The only other car outside th is B ronze A ge petting farm had a yellow Northern Ireland registration plate. You guessed it – Americans. Three women ambled out of the fort with accents and dental work that can only come from the other side of the Atlantic. For all I know, they might live in Northern Ireland and were taking some time around the Wild Atlantic Way. But Covid-19 has given us an irrational fear of Americans, even when we know the chances of infection are slimmer than Black Lives Matter getting a thumbs up from Donald Trump . So we skirted around them and avoided the usual bit of banter you’d have with strangers in these places. I wish now we hadn’t. My wife pointed out that our kids will pick up on this and their earliest memories of Americans will be people that Mom and Dad avoided on holidays. That’s the road to racism. So from now on, I’m going to be nice to any American I come across.

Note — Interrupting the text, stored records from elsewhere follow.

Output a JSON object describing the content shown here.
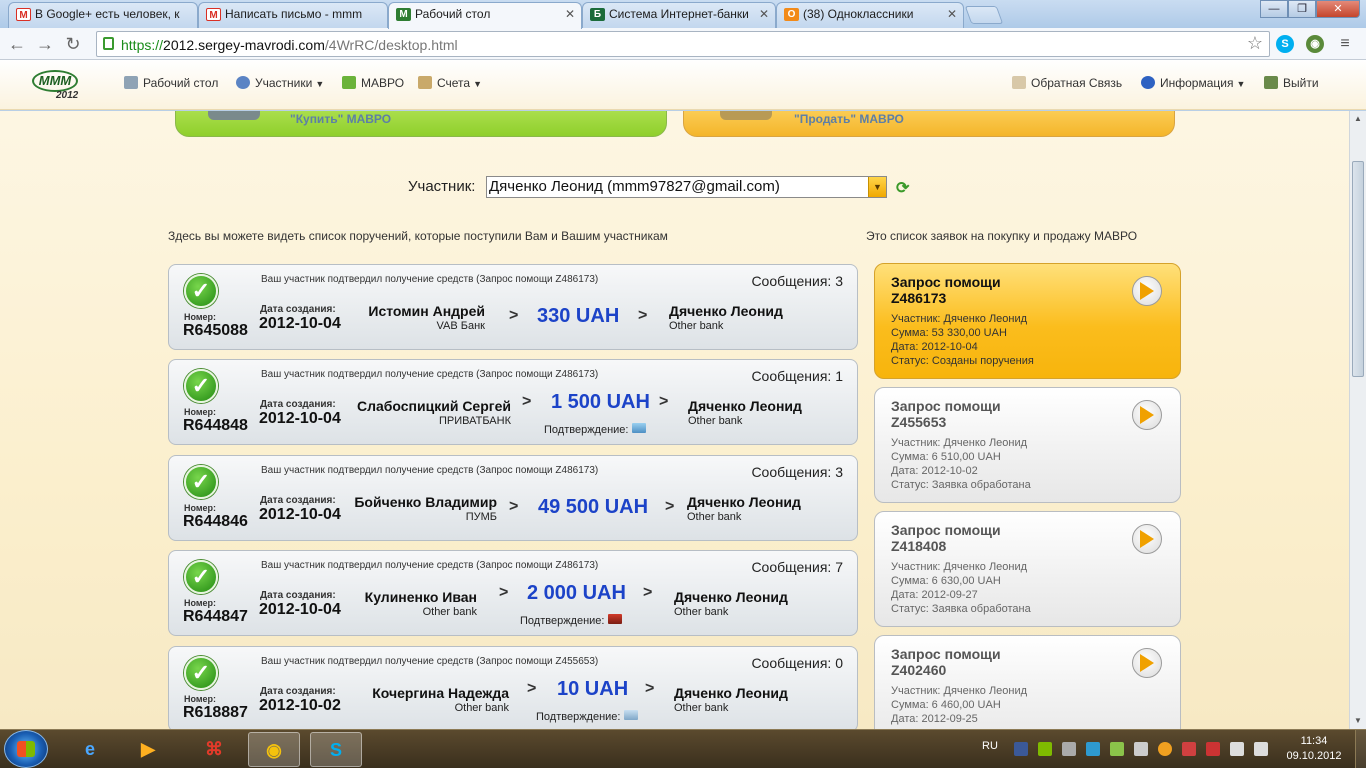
{
  "browser": {
    "tabs": [
      {
        "title": "В Google+ есть человек, к",
        "icon": "gmail-icon",
        "color": "#d93025",
        "active": false
      },
      {
        "title": "Написать письмо - mmm",
        "icon": "gmail-icon",
        "color": "#d93025",
        "active": false
      },
      {
        "title": "Рабочий стол",
        "icon": "mmm-icon",
        "color": "#2e7d32",
        "active": true
      },
      {
        "title": "Система Интернет-банки",
        "icon": "bank-icon",
        "color": "#1b6b3a",
        "active": false
      },
      {
        "title": "(38) Одноклассники",
        "icon": "odnoklassniki-icon",
        "color": "#f28a18",
        "active": false
      }
    ],
    "url_scheme": "https://",
    "url_host": "2012.sergey-mavrodi.com",
    "url_path": "/4WrRC/desktop.html"
  },
  "site_nav": {
    "left": [
      {
        "label": "Рабочий стол",
        "icon": "desktop-icon",
        "dropdown": false
      },
      {
        "label": "Участники",
        "icon": "users-icon",
        "dropdown": true
      },
      {
        "label": "МАВРО",
        "icon": "mavro-icon",
        "dropdown": false
      },
      {
        "label": "Счета",
        "icon": "accounts-icon",
        "dropdown": true
      }
    ],
    "right": [
      {
        "label": "Обратная Связь",
        "icon": "feedback-icon",
        "dropdown": false
      },
      {
        "label": "Информация",
        "icon": "info-icon",
        "dropdown": true
      },
      {
        "label": "Выйти",
        "icon": "logout-icon",
        "dropdown": false
      }
    ]
  },
  "logo": {
    "year": "2012",
    "mark": "MMM"
  },
  "actions": {
    "buy": "\"Купить\" МАВРО",
    "sell": "\"Продать\" МАВРО"
  },
  "participant": {
    "label": "Участник:",
    "value": "Дяченко Леонид (mmm97827@gmail.com)"
  },
  "intro_left": "Здесь вы можете видеть список поручений, которые поступили Вам и Вашим участникам",
  "intro_right": "Это список заявок на покупку и продажу МАВРО",
  "order_labels": {
    "number": "Номер:",
    "created": "Дата создания:",
    "messages": "Сообщения:",
    "proof": "Подтверждение:"
  },
  "orders": [
    {
      "status": "Ваш участник подтвердил получение средств (Запрос помощи Z486173)",
      "messages": "3",
      "number": "R645088",
      "date": "2012-10-04",
      "sender": "Истомин Андрей",
      "sender_bank": "VAB Банк",
      "amount": "330 UAH",
      "receiver": "Дяченко Леонид",
      "receiver_bank": "Other bank",
      "has_proof": false
    },
    {
      "status": "Ваш участник подтвердил получение средств (Запрос помощи Z486173)",
      "messages": "1",
      "number": "R644848",
      "date": "2012-10-04",
      "sender": "Слабоспицкий Сергей",
      "sender_bank": "ПРИВАТБАНК",
      "amount": "1 500 UAH",
      "receiver": "Дяченко Леонид",
      "receiver_bank": "Other bank",
      "has_proof": true
    },
    {
      "status": "Ваш участник подтвердил получение средств (Запрос помощи Z486173)",
      "messages": "3",
      "number": "R644846",
      "date": "2012-10-04",
      "sender": "Бойченко Владимир",
      "sender_bank": "ПУМБ",
      "amount": "49 500 UAH",
      "receiver": "Дяченко Леонид",
      "receiver_bank": "Other bank",
      "has_proof": false
    },
    {
      "status": "Ваш участник подтвердил получение средств (Запрос помощи Z486173)",
      "messages": "7",
      "number": "R644847",
      "date": "2012-10-04",
      "sender": "Кулиненко Иван",
      "sender_bank": "Other bank",
      "amount": "2 000 UAH",
      "receiver": "Дяченко Леонид",
      "receiver_bank": "Other bank",
      "has_proof": true
    },
    {
      "status": "Ваш участник подтвердил получение средств (Запрос помощи Z455653)",
      "messages": "0",
      "number": "R618887",
      "date": "2012-10-02",
      "sender": "Кочергина Надежда",
      "sender_bank": "Other bank",
      "amount": "10 UAH",
      "receiver": "Дяченко Леонид",
      "receiver_bank": "Other bank",
      "has_proof": true
    }
  ],
  "requests": [
    {
      "title": "Запрос помощи",
      "id": "Z486173",
      "participant": "Участник: Дяченко Леонид",
      "sum": "Сумма: 53 330,00 UAH",
      "date": "Дата: 2012-10-04",
      "status": "Статус: Созданы поручения",
      "active": true
    },
    {
      "title": "Запрос помощи",
      "id": "Z455653",
      "participant": "Участник: Дяченко Леонид",
      "sum": "Сумма: 6 510,00 UAH",
      "date": "Дата: 2012-10-02",
      "status": "Статус: Заявка обработана",
      "active": false
    },
    {
      "title": "Запрос помощи",
      "id": "Z418408",
      "participant": "Участник: Дяченко Леонид",
      "sum": "Сумма: 6 630,00 UAH",
      "date": "Дата: 2012-09-27",
      "status": "Статус: Заявка обработана",
      "active": false
    },
    {
      "title": "Запрос помощи",
      "id": "Z402460",
      "participant": "Участник: Дяченко Леонид",
      "sum": "Сумма: 6 460,00 UAH",
      "date": "Дата: 2012-09-25",
      "status": "",
      "active": false
    }
  ],
  "taskbar": {
    "apps": [
      {
        "name": "ie-icon",
        "active": false
      },
      {
        "name": "media-icon",
        "active": false
      },
      {
        "name": "pdf-icon",
        "active": false
      },
      {
        "name": "chrome-icon",
        "active": true
      },
      {
        "name": "skype-icon",
        "active": true
      }
    ],
    "lang": "RU",
    "time": "11:34",
    "date": "09.10.2012"
  },
  "colors": {
    "accent_blue": "#1c43c8",
    "buy_green": "#8fcf2c",
    "sell_orange": "#f4b52a",
    "active_request": "#fbbd1d"
  }
}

Our six-year-old is arrow straight about everything. If somebody is annoying him , he’ll tell them. That’s a good attribute until you bring him for a haircut and he bitches non-stop to the barber about the noise of the hair-cutter and the way it hurts him even though the barber promised it wouldn’t . I was mortified and kept apologising to the barber because I’m Irish and saying sorry is how I react to almost everything. I rang my mother afterwards and said her grandson was very rude to the barber. She said, so were you at his age, you hated the sound of the hair-cutter in particular. The more things change …